Bonfili’s flatbread was genuinely flat. Philly’s signature cheesesteak got an upgrade, the spongy crust covered in cheddar, shredded lamb shoulder, and decorated with peppers, onions, and greens. I was enamored with the vibrant, down-to-earth-flavor, a simple boost for the everyday cheesesteak. 

My salmon arrived beautifully perched on a bed of quinoa and cauliflower, emblazoned with a streak of curry hollandaise. The fish was gorgeous — not a char mark to be seen — flaking apart at each touch of a fork. Hollandaise brought a lush, creamy hit to its light components, subtly spiced with toasted curry.

Dessert was more play than substance, my deconstructed s’mores featuring chocolate cream, marshmallow fluff, and house-made graham crackers. It was a fun end, toying with the true notion of fire. 

Bonfire Food & Drink is more than just a wood oven. Plates are masterpieces, flirting with innovation, flavor, and flame. 

Favorite Features

1. Bathroom Wallpaper

Bonfire stays groovy, even in the bathroom. The wallpaper, a perfect backdrop for Instagram selfies (I totally took one), shimmers with metallic gold ferns.

2. Happy Hour

There’s nothing better than an actually good happy hour. Stop by during the week for $2 off all drinks and $3 off appetizers.

3. Projector

Why settle for a big-screen TV when you can watch the game on an even bigger screen?
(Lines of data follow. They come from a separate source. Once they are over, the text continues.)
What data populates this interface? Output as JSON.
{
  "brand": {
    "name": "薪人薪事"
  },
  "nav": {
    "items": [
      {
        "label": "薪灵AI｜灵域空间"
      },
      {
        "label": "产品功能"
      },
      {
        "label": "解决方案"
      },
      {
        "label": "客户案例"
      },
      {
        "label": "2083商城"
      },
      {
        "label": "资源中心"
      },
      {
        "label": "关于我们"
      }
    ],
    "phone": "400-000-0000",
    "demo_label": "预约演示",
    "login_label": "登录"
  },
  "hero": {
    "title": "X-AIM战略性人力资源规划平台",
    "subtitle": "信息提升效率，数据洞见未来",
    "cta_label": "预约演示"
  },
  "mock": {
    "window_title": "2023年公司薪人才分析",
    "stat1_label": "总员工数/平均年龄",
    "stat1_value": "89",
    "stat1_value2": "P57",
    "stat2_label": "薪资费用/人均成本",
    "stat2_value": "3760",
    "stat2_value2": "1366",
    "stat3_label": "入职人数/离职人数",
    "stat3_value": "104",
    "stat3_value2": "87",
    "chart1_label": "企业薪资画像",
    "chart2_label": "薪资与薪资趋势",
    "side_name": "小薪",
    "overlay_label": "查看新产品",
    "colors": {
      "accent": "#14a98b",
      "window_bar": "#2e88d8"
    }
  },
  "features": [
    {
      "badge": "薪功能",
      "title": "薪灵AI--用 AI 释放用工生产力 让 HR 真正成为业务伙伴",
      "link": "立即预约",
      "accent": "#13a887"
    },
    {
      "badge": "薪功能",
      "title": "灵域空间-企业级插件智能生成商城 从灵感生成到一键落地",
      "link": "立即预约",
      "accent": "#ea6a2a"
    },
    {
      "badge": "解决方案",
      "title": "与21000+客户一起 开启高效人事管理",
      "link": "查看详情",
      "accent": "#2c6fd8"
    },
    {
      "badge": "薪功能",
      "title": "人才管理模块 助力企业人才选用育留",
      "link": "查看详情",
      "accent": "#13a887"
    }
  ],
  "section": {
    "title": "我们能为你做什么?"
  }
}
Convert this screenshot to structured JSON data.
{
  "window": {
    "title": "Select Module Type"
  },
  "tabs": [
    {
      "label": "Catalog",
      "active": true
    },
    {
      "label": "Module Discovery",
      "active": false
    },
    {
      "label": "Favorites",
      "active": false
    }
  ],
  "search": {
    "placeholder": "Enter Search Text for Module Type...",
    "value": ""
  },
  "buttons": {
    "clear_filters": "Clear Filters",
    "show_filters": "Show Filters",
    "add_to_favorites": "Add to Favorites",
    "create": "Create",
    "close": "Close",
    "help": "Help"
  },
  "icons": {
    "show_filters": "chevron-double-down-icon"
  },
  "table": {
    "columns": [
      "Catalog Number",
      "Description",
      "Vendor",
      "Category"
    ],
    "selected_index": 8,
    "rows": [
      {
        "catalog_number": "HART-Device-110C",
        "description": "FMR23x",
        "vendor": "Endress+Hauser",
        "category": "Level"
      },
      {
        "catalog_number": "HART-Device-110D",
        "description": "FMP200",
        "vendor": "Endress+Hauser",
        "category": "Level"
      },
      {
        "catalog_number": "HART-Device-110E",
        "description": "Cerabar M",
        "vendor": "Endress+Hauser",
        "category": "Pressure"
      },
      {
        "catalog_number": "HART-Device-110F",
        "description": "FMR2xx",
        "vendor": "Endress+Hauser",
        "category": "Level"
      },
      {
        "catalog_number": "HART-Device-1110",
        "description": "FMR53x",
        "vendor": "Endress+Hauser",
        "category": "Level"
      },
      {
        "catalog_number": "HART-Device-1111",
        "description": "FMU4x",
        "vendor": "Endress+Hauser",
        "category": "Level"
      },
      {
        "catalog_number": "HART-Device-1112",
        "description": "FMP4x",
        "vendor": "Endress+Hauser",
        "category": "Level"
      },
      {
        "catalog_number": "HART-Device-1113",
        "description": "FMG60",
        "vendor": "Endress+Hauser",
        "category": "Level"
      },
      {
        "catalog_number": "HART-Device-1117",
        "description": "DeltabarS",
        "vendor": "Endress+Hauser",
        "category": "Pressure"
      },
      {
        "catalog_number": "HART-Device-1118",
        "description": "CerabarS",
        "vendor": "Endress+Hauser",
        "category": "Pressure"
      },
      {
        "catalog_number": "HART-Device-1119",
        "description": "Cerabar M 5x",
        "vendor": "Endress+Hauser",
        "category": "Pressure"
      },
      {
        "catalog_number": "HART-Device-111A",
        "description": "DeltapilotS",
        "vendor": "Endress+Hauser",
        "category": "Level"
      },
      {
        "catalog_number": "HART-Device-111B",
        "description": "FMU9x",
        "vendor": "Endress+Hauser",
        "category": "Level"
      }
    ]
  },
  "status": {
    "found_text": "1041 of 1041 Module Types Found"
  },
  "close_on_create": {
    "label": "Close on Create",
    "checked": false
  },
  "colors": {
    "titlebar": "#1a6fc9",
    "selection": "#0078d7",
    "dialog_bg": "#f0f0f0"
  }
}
Bonfire uses a whole wall to cheer on ‘Burgh favorites.

Location Details

Bonfire Food & Drink

2100 East Carson St, Pittsburgh South Side